This article throws light upon the top two mechanical methods used for storage of energy. The methods are: 1. Pumped Hydro-Electric Storage 2. Compressed Air Storage.

Mechanical Method # 1. Pumped Hydro-Electric Storage:

In this system, electric power in excess of the immediate demand is used to pump water from a supply source (e.g., lake, river or reservoir) at a lower level to a reservoir at a higher level.

When the power demand exceeds the supply, the water is allowed to flow back down through a hydraulic turbine which drives an electric generator. The overall efficiency of the pumped storage (i.e., the percentage of the electrical energy used to pump the water that is recovered as electrical energy) is about 70 percent.

Pumped Storage Plant Arrangement

Fundamental arrangement of these plants consists in having two pools i.e., reservoirs, one at a high level, and the other at a low level with the power house at an intermediate position.


During generating phase i.e., when the turbines and generators are producing electrical power at peak loads, the water passes from higher level pool to the power house and from the power house to the lower pool. Whereas during off-peak period the pumps and motors are in opera­tion, which is known as pumping phase, water is pumped from lower pool to the higher level pool.

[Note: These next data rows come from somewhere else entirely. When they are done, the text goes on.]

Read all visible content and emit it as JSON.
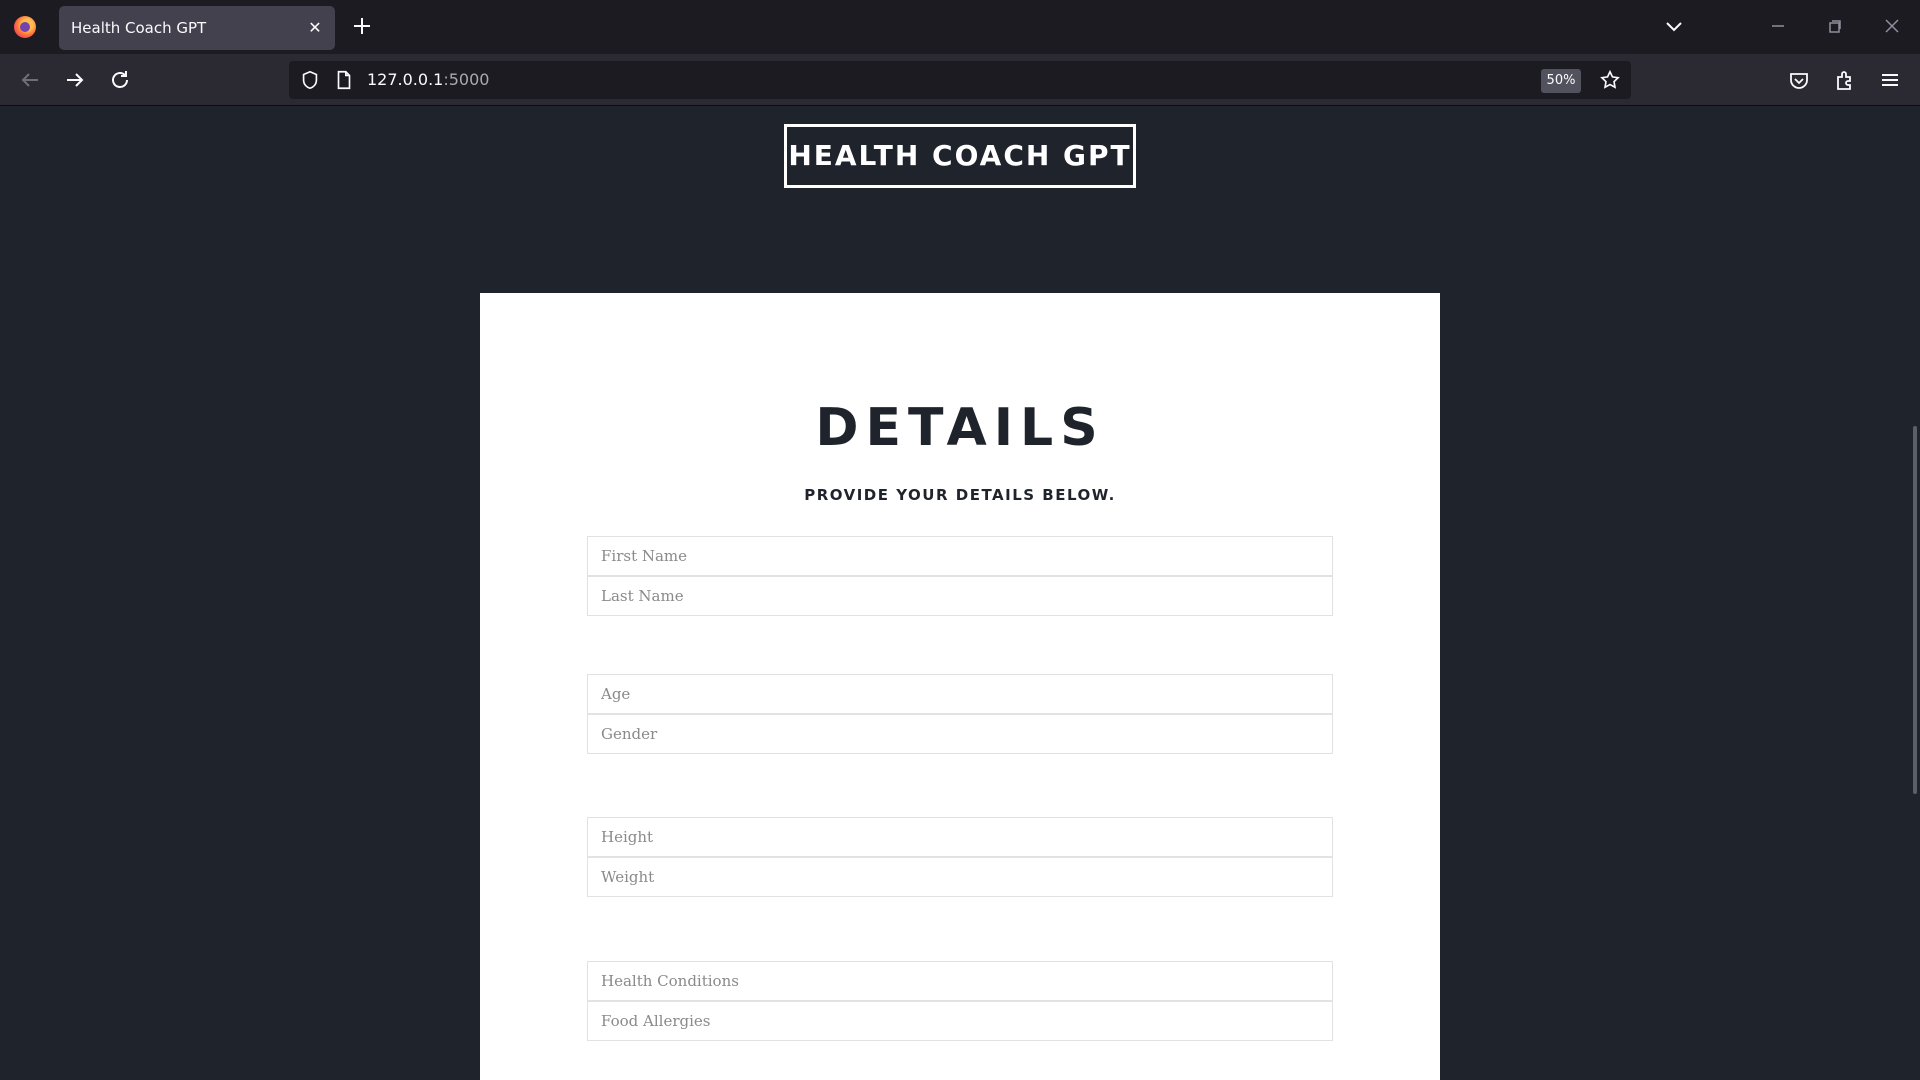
{
  "browser": {
    "tab_title": "Health Coach GPT",
    "url_host": "127.0.0.1",
    "url_port": ":5000",
    "zoom": "50%"
  },
  "header": {
    "logo": "HEALTH COACH GPT"
  },
  "form": {
    "title": "DETAILS",
    "subtitle": "PROVIDE YOUR DETAILS BELOW.",
    "fields": {
      "first_name": "First Name",
      "last_name": "Last Name",
      "age": "Age",
      "gender": "Gender",
      "height": "Height",
      "weight": "Weight",
      "health_conditions": "Health Conditions",
      "food_allergies": "Food Allergies"
    }
  },
  "icons": [
    "firefox-icon",
    "close-icon",
    "plus-icon",
    "chevron-down-icon",
    "minimize-icon",
    "restore-icon",
    "back-icon",
    "forward-icon",
    "reload-icon",
    "shield-icon",
    "page-icon",
    "star-icon",
    "pocket-icon",
    "extensions-icon",
    "menu-icon"
  ]
}
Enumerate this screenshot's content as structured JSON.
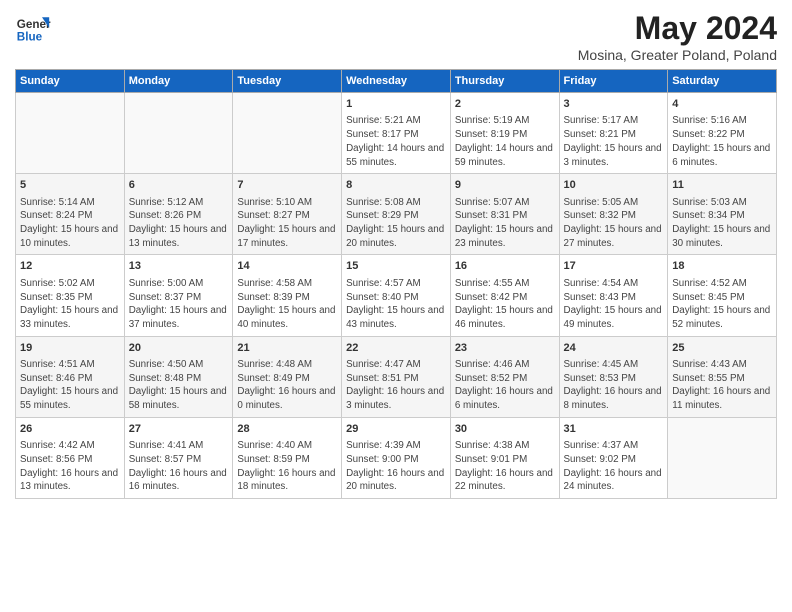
{
  "header": {
    "logo_general": "General",
    "logo_blue": "Blue",
    "main_title": "May 2024",
    "subtitle": "Mosina, Greater Poland, Poland"
  },
  "days_of_week": [
    "Sunday",
    "Monday",
    "Tuesday",
    "Wednesday",
    "Thursday",
    "Friday",
    "Saturday"
  ],
  "weeks": [
    [
      {
        "day": "",
        "content": ""
      },
      {
        "day": "",
        "content": ""
      },
      {
        "day": "",
        "content": ""
      },
      {
        "day": "1",
        "content": "Sunrise: 5:21 AM\nSunset: 8:17 PM\nDaylight: 14 hours and 55 minutes."
      },
      {
        "day": "2",
        "content": "Sunrise: 5:19 AM\nSunset: 8:19 PM\nDaylight: 14 hours and 59 minutes."
      },
      {
        "day": "3",
        "content": "Sunrise: 5:17 AM\nSunset: 8:21 PM\nDaylight: 15 hours and 3 minutes."
      },
      {
        "day": "4",
        "content": "Sunrise: 5:16 AM\nSunset: 8:22 PM\nDaylight: 15 hours and 6 minutes."
      }
    ],
    [
      {
        "day": "5",
        "content": "Sunrise: 5:14 AM\nSunset: 8:24 PM\nDaylight: 15 hours and 10 minutes."
      },
      {
        "day": "6",
        "content": "Sunrise: 5:12 AM\nSunset: 8:26 PM\nDaylight: 15 hours and 13 minutes."
      },
      {
        "day": "7",
        "content": "Sunrise: 5:10 AM\nSunset: 8:27 PM\nDaylight: 15 hours and 17 minutes."
      },
      {
        "day": "8",
        "content": "Sunrise: 5:08 AM\nSunset: 8:29 PM\nDaylight: 15 hours and 20 minutes."
      },
      {
        "day": "9",
        "content": "Sunrise: 5:07 AM\nSunset: 8:31 PM\nDaylight: 15 hours and 23 minutes."
      },
      {
        "day": "10",
        "content": "Sunrise: 5:05 AM\nSunset: 8:32 PM\nDaylight: 15 hours and 27 minutes."
      },
      {
        "day": "11",
        "content": "Sunrise: 5:03 AM\nSunset: 8:34 PM\nDaylight: 15 hours and 30 minutes."
      }
    ],
    [
      {
        "day": "12",
        "content": "Sunrise: 5:02 AM\nSunset: 8:35 PM\nDaylight: 15 hours and 33 minutes."
      },
      {
        "day": "13",
        "content": "Sunrise: 5:00 AM\nSunset: 8:37 PM\nDaylight: 15 hours and 37 minutes."
      },
      {
        "day": "14",
        "content": "Sunrise: 4:58 AM\nSunset: 8:39 PM\nDaylight: 15 hours and 40 minutes."
      },
      {
        "day": "15",
        "content": "Sunrise: 4:57 AM\nSunset: 8:40 PM\nDaylight: 15 hours and 43 minutes."
      },
      {
        "day": "16",
        "content": "Sunrise: 4:55 AM\nSunset: 8:42 PM\nDaylight: 15 hours and 46 minutes."
      },
      {
        "day": "17",
        "content": "Sunrise: 4:54 AM\nSunset: 8:43 PM\nDaylight: 15 hours and 49 minutes."
      },
      {
        "day": "18",
        "content": "Sunrise: 4:52 AM\nSunset: 8:45 PM\nDaylight: 15 hours and 52 minutes."
      }
    ],
    [
      {
        "day": "19",
        "content": "Sunrise: 4:51 AM\nSunset: 8:46 PM\nDaylight: 15 hours and 55 minutes."
      },
      {
        "day": "20",
        "content": "Sunrise: 4:50 AM\nSunset: 8:48 PM\nDaylight: 15 hours and 58 minutes."
      },
      {
        "day": "21",
        "content": "Sunrise: 4:48 AM\nSunset: 8:49 PM\nDaylight: 16 hours and 0 minutes."
      },
      {
        "day": "22",
        "content": "Sunrise: 4:47 AM\nSunset: 8:51 PM\nDaylight: 16 hours and 3 minutes."
      },
      {
        "day": "23",
        "content": "Sunrise: 4:46 AM\nSunset: 8:52 PM\nDaylight: 16 hours and 6 minutes."
      },
      {
        "day": "24",
        "content": "Sunrise: 4:45 AM\nSunset: 8:53 PM\nDaylight: 16 hours and 8 minutes."
      },
      {
        "day": "25",
        "content": "Sunrise: 4:43 AM\nSunset: 8:55 PM\nDaylight: 16 hours and 11 minutes."
      }
    ],
    [
      {
        "day": "26",
        "content": "Sunrise: 4:42 AM\nSunset: 8:56 PM\nDaylight: 16 hours and 13 minutes."
      },
      {
        "day": "27",
        "content": "Sunrise: 4:41 AM\nSunset: 8:57 PM\nDaylight: 16 hours and 16 minutes."
      },
      {
        "day": "28",
        "content": "Sunrise: 4:40 AM\nSunset: 8:59 PM\nDaylight: 16 hours and 18 minutes."
      },
      {
        "day": "29",
        "content": "Sunrise: 4:39 AM\nSunset: 9:00 PM\nDaylight: 16 hours and 20 minutes."
      },
      {
        "day": "30",
        "content": "Sunrise: 4:38 AM\nSunset: 9:01 PM\nDaylight: 16 hours and 22 minutes."
      },
      {
        "day": "31",
        "content": "Sunrise: 4:37 AM\nSunset: 9:02 PM\nDaylight: 16 hours and 24 minutes."
      },
      {
        "day": "",
        "content": ""
      }
    ]
  ]
}
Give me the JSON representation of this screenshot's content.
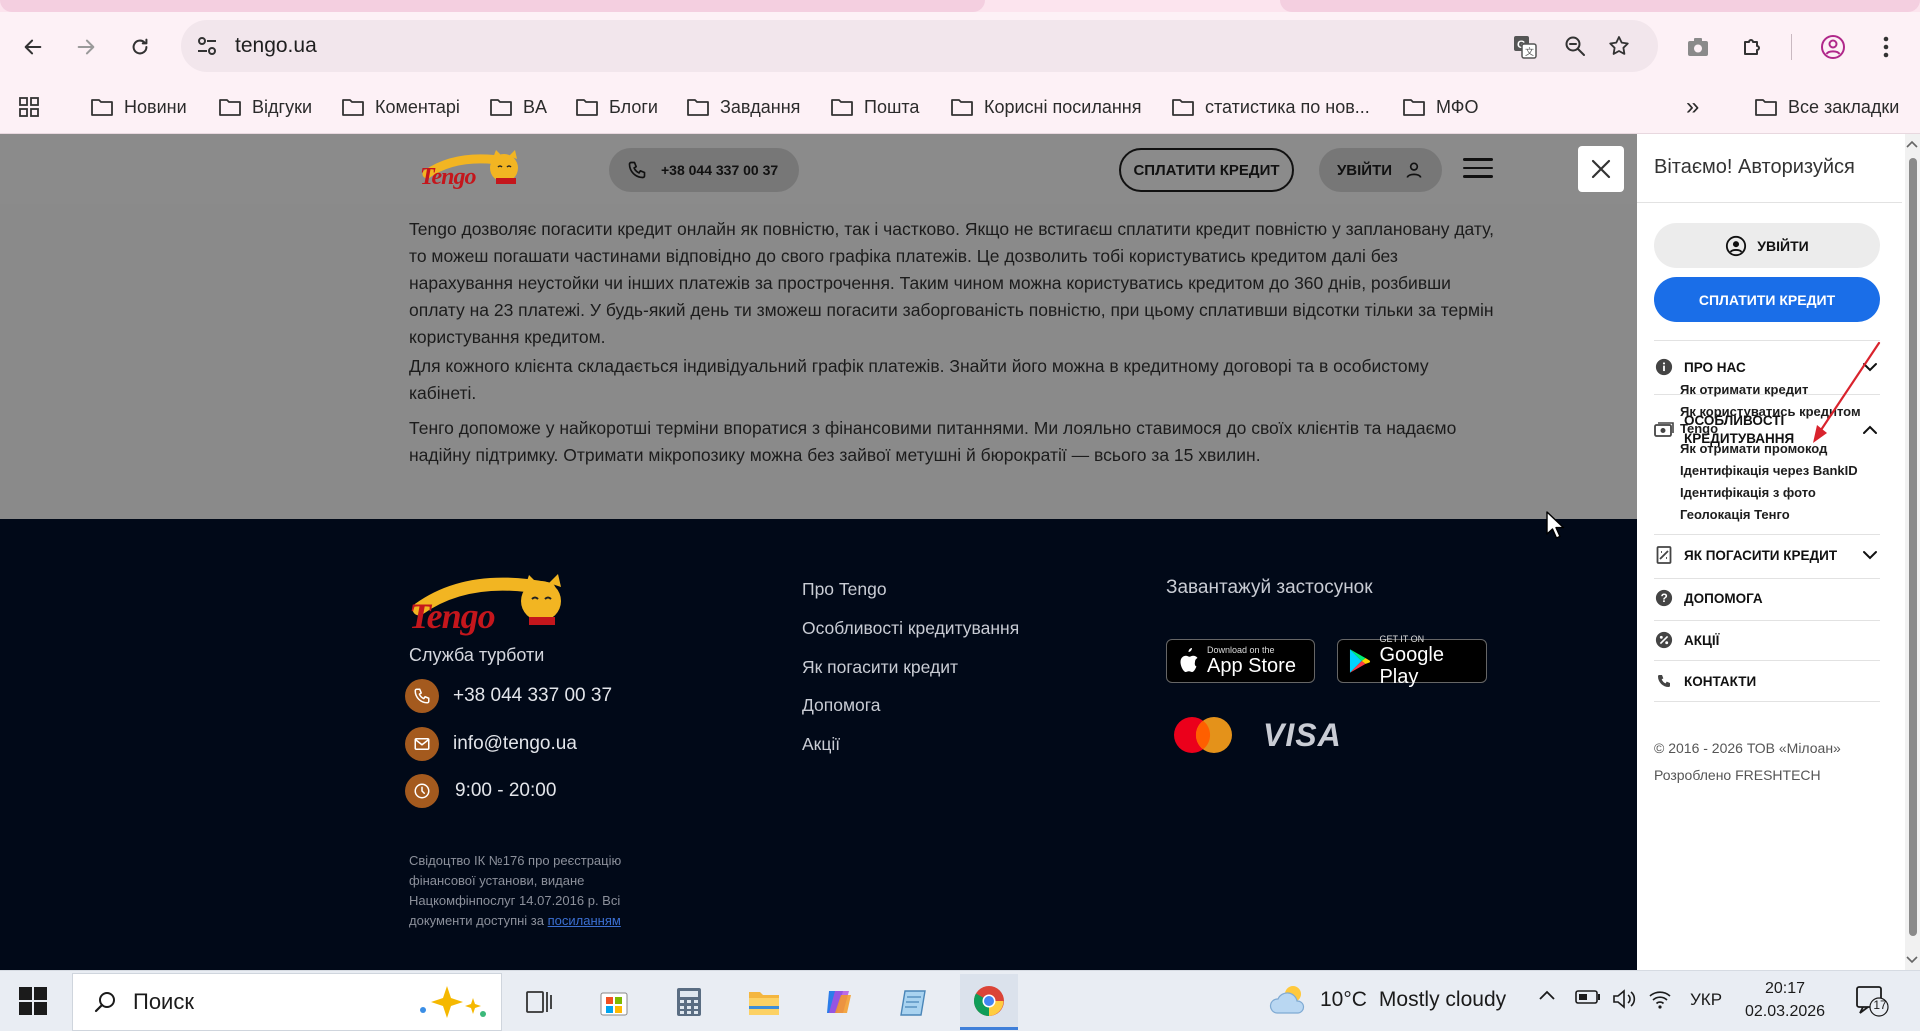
{
  "browser": {
    "url": "tengo.ua",
    "bookmarks": [
      "Новини",
      "Відгуки",
      "Коментарі",
      "BA",
      "Блоги",
      "Завдання",
      "Пошта",
      "Корисні посилання",
      "статистика по нов...",
      "МФО"
    ],
    "all_bookmarks": "Все закладки",
    "more_glyph": "»"
  },
  "site": {
    "logo_text": "Tengo",
    "phone": "+38 044 337 00 37",
    "pay_label": "СПЛАТИТИ КРЕДИТ",
    "login_label": "УВІЙТИ",
    "paragraphs": [
      "Tengo дозволяє погасити кредит онлайн як повністю, так і частково. Якщо не встигаєш сплатити кредит повністю у заплановану дату, то можеш погашати частинами відповідно до свого графіка платежів. Це дозволить тобі користуватись кредитом далі без нарахування неустойки чи інших платежів за прострочення. Таким чином можна користуватись кредитом до 360 днів, розбивши оплату на 23 платежі. У будь-який день ти зможеш погасити заборгованість повністю, при цьому сплативши відсотки тільки за термін користування кредитом.",
      "Для кожного клієнта складається індивідуальний графік платежів. Знайти його можна в кредитному договорі та в особистому кабінеті.",
      "Тенго допоможе у найкоротші терміни впоратися з фінансовими питаннями. Ми лояльно ставимося до своїх клієнтів та надаємо надійну підтримку. Отримати мікропозику можна без зайвої метушні й бюрократії — всього за 15 хвилин."
    ]
  },
  "footer": {
    "service_title": "Служба турботи",
    "phone": "+38 044 337 00 37",
    "email": "info@tengo.ua",
    "hours": "9:00 - 20:00",
    "license_text": "Свідоцтво ІК №176 про реєстрацію фінансової установи, видане Нацкомфінпослуг 14.07.2016 р. Всі документи доступні за",
    "license_link": "посиланням",
    "links": [
      "Про Tengo",
      "Особливості кредитування",
      "Як погасити кредит",
      "Допомога",
      "Акції"
    ],
    "app_title": "Завантажуй застосунок",
    "appstore_small": "Download on the",
    "appstore_big": "App Store",
    "gplay_small": "GET IT ON",
    "gplay_big": "Google Play",
    "visa": "VISA"
  },
  "panel": {
    "greeting": "Вітаємо! Авторизуйся",
    "login": "УВІЙТИ",
    "pay": "СПЛАТИТИ КРЕДИТ",
    "about": "ПРО НАС",
    "features_line1": "ОСОБЛИВОСТІ",
    "features_line2": "КРЕДИТУВАННЯ",
    "subitems": [
      "Як отримати кредит",
      "Як користуватись кредитом Tengo",
      "Як отримати промокод",
      "Ідентифікація через BankID",
      "Ідентифікація з фото",
      "Геолокація Тенго"
    ],
    "repay": "ЯК ПОГАСИТИ КРЕДИТ",
    "help": "ДОПОМОГА",
    "promo": "АКЦІЇ",
    "contacts": "КОНТАКТИ",
    "copyright": "© 2016 - 2026 ТОВ «Мілоан»",
    "developer": "Розроблено FRESHTECH"
  },
  "taskbar": {
    "search_placeholder": "Поиск",
    "temperature": "10°C",
    "weather": "Mostly cloudy",
    "lang": "УКР",
    "time": "20:17",
    "date": "02.03.2026",
    "notifications": "17"
  },
  "colors": {
    "accent_blue": "#1a6ee8",
    "brand_red": "#c4161c",
    "footer_bg": "#010918",
    "annotation_arrow": "#d9232d"
  }
}
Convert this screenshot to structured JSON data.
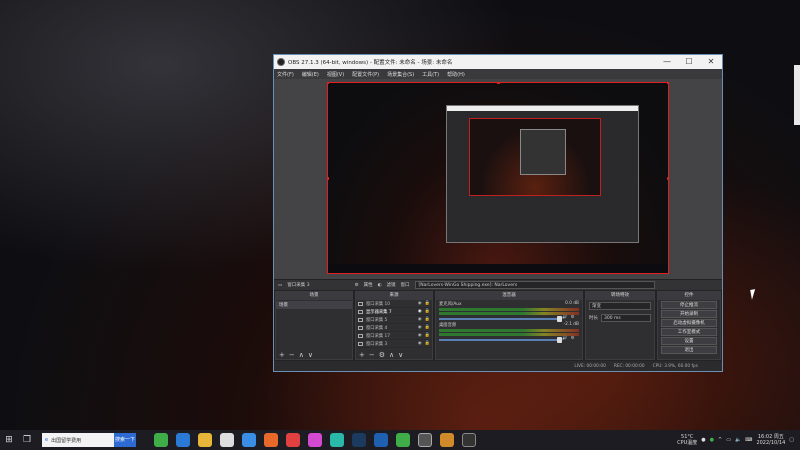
{
  "window": {
    "title": "OBS 27.1.3 (64-bit, windows) - 配置文件: 未命名 - 场景: 未命名",
    "min": "—",
    "max": "☐",
    "close": "✕"
  },
  "menu": [
    "文件(F)",
    "编辑(E)",
    "视图(V)",
    "配置文件(P)",
    "场景集合(S)",
    "工具(T)",
    "帮助(H)"
  ],
  "source_toolbar": {
    "source": "窗口采集 3",
    "props": "属性",
    "filters": "滤镜",
    "window_label": "窗口",
    "window_value": "[NarLovers-WinGo Shipping.exe]: NarLovers"
  },
  "docks": {
    "scenes": {
      "title": "场景",
      "items": [
        "场景"
      ]
    },
    "sources": {
      "title": "来源",
      "items": [
        "窗口采集 10",
        "显示器采集 7",
        "窗口采集 5",
        "窗口采集 4",
        "窗口采集 17",
        "窗口采集 3"
      ]
    },
    "mixer": {
      "title": "混音器",
      "channels": [
        {
          "name": "麦克风/Aux",
          "db": "0.0 dB"
        },
        {
          "name": "桌面音频",
          "db": "-2.1 dB"
        }
      ]
    },
    "transitions": {
      "title": "转场特效",
      "type": "渐变",
      "duration_label": "时长",
      "duration": "300 ms"
    },
    "controls": {
      "title": "控件",
      "buttons": [
        "停止推流",
        "开始录制",
        "启动虚拟摄像机",
        "工作室模式",
        "设置",
        "退出"
      ]
    }
  },
  "statusbar": {
    "live": "LIVE: 00:00:00",
    "rec": "REC: 00:00:00",
    "cpu": "CPU: 3.9%, 60.00 fps"
  },
  "taskbar": {
    "search_placeholder": "出国留学费用",
    "search_button": "搜索一下",
    "temp": "51°C",
    "temp_label": "CPU温度",
    "time": "16:02 周五",
    "date": "2022/10/14"
  }
}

In pumped storage plants, the reservoir should have a capacity such that:

(i) The upper reservoir is capable of holding all the water pumped up during the pump­ing period in addition to its dead storage.


(ii) The lower reservoir should be of sufficient size so that it can receive and hold all the water that flows into it during the turbine operation in addition to its dead storage.

Advantages of Pumped Storage Plants:

Pumped storage plants have following advan­tages:

(i) Economical way for peak supply,


(ii) It is dependable and reliable,

(iii) It can pick up load rapidly, and 

(iv) Being a hydel power, free from air and water pollution.

Reversible Turbine Pump:


Since pumped storage plant, requires pumping (during off-peak period) and turbine (dur­ing peak load periods), two sets of hydraulic machines viz., a turbine and a pump are required.

Although only one electric machine can be used to act as a generator as well as a motor. If turbine and pump are also combined in one pump/turbine unit, it will save a considerable cost of the unit as well as eliminate elaborate connections etc.

Since Francis turbine is just a reverse of centrifugal pump, it functions in one direction as a pump and in reverse direction as a turbine, in order to achieve best efficiency, different speeds are necessary for the two machines. However same speed is also possible with some sacrifice of the efficiency. As far as design criteria are concerned higher values are considered.

Mechanical Method # 2. Compressed Air Storage:

Compressed air energy storage system (CAES) is similar to pumped-hydro energy storage. Whereas in pumped hydro system excess energy generated by a base loaded plant during peri­ods of low demand is used to increase the potential energy of hydrostatic pressure of water, compressed -air energy storage system compresses and stores air in reservoirs, aquifers or caverns.


The stores energy is then released during periods of peak demand by expansion of the air through an air turbine. In general, the efficiency of compressed air storage is comparable to that of pumped hydro storage.

CAES plants include a compressor turbine. During off-peak periods the compressor driven by the motor generator, supplies compressed air which is stored in the underground reservoir. During periods of peak demand the compressed air is withdrawn from the reservoir and drives a turbine for producing electrical power. By using this CAES technology plants upto about 300 MW have been successfully functioning.

In this system the electric generator, normally connected to the turbine, must also be capable of functioning as a motor, when electricity is supplied.

Compressed-Air-Energy Storage

Electric power in excess of the immediate demand is supplied to the motor/generator which drives the compressor, and the compressed air at about 70 atm (7MPa), is stored in a suitable reservoir.


The air is heated, during compression and may have to be cooled. When additional power is required to meet the demand, the compressed air is released and heated using gas or oil fuel. The hot compressed air is then expanded in a gas turbine connected to the motor/generator unit which now acts as a generator.

Since the reservoirs constructed above the ground are too expensive, hence underground reservoirs, preferably existing ones are considered. These may be natural caverns, deep aqui­fers, depleted gas or oil reservoirs, mined-out rock or salt caverns or abounded mines.

The heat of compression may be retained in the compressed air or in another heat-storage medium and then restored to the air before expanding through the turbine. This is called adiabatic storage and results in high storage efficiency.